Have you ever considered the intricate balance between risk and reward in the financial world? My journey in credit risk management, particularly in managing the “Buy Now, Pay Later” (BNPL) portfolios across Indonesia, Malaysia, Philippines, Vietnam, and Brazil, has been a revelation in this regard. In my 2.5 years of experience, I’ve often paused to reflect on the true nature of my role. Is it just about managing risks, or is there more to it?
Risk and Reward
The common perception of a risk management department is that of a guardian against financial risks. However, it’s crucial to recognize that our role isn’t just about mitigating risks but also about maximizing long-term profits. This realization led me to think that perhaps our department should be more aptly named the Strategy or Policy Department, highlighting our focus on risk-adjusted reward.

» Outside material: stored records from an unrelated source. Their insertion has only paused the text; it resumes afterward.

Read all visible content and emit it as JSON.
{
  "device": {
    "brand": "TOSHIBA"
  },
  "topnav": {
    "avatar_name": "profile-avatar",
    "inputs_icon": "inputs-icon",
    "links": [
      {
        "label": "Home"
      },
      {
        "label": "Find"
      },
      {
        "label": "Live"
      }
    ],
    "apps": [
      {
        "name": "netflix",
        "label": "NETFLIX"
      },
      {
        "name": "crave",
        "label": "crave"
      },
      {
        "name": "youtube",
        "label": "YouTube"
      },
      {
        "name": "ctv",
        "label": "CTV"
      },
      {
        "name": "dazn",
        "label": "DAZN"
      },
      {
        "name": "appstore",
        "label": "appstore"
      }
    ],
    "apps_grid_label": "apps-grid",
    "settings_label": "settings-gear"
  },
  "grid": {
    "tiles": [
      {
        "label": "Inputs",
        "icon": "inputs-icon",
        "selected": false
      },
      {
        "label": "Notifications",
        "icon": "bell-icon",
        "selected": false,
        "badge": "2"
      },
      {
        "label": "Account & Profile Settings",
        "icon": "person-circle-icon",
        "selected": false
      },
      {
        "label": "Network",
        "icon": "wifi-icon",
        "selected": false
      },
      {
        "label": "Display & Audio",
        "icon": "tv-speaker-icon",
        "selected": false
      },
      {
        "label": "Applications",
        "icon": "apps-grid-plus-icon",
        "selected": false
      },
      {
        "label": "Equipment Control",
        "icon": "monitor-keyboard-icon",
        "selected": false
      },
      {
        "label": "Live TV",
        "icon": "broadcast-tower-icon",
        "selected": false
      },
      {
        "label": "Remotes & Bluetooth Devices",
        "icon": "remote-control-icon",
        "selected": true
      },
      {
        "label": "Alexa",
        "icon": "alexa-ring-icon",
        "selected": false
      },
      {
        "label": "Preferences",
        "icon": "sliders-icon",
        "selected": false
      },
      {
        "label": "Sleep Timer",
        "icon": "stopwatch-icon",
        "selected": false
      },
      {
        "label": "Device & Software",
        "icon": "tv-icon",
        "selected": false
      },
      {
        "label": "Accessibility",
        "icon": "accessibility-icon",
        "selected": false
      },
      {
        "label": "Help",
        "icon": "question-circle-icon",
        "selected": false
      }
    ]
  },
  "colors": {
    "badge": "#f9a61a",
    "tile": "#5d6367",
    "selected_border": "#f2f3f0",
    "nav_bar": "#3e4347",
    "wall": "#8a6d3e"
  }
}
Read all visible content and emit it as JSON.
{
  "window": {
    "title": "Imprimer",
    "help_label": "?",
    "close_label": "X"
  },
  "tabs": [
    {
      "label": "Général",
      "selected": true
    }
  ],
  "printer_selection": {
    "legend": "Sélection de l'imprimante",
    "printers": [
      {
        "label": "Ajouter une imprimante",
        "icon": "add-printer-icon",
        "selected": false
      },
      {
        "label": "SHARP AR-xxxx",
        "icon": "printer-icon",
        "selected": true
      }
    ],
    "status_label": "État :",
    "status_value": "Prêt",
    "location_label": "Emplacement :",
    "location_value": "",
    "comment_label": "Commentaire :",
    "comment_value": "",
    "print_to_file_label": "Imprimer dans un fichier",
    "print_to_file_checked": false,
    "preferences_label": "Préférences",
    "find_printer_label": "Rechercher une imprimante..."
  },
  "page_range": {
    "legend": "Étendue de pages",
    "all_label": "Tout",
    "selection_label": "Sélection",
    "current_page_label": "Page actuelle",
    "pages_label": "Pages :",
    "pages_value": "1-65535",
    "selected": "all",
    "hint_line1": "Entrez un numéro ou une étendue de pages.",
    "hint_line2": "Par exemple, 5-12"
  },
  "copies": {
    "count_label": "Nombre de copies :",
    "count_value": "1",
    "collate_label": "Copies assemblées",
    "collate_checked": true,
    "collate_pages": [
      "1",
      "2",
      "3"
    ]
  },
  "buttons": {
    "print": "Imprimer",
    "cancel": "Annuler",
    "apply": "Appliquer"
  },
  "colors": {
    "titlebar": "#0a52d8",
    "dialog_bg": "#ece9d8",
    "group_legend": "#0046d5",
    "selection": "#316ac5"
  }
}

The Unpredictability of Risk
In our industry, Application Scorecards and Behaviour Scorecards are standard tools used to predict default probabilities. However, the true challenge arises when the environment evolves faster than our models can adapt. The unpredictability of the market necessitates stress testing for various distress scenarios. In essence, the heart of risk management lies in managing the portfolio’s composition and structure, preparing us for unforeseen changes.
Short Term Risk
One critical lesson I’ve learned is the danger of a short-term perspective on risk. Economic cycles are often driven by human nature – our collective greed during good times leads to overexpansion, reducing our margin for error. It’s crucial to maintain a long-term view to avoid being caught off-guard when the tide turns.
Reflecting on my responsibilities, I see my role as twofold: developing strategies which dictate the action to take (say Approval and Limit) for various customer states (say credit scores) to maximize long-term rewards and adapting our portfolio composition to mitigate unexpected and delayed risks.
The intricacies of our day-to-day tasks are manifold. They range from the technicalities of quantifying long-term rewards to the tactical considerations of determining optimal actions. Additionally, a significant part of our strategic thinking goes into deciphering the ideal portfolio structure — a constant balancing act between risk and return. While these tasks are diverse and complex, they all orbit around our two central themes.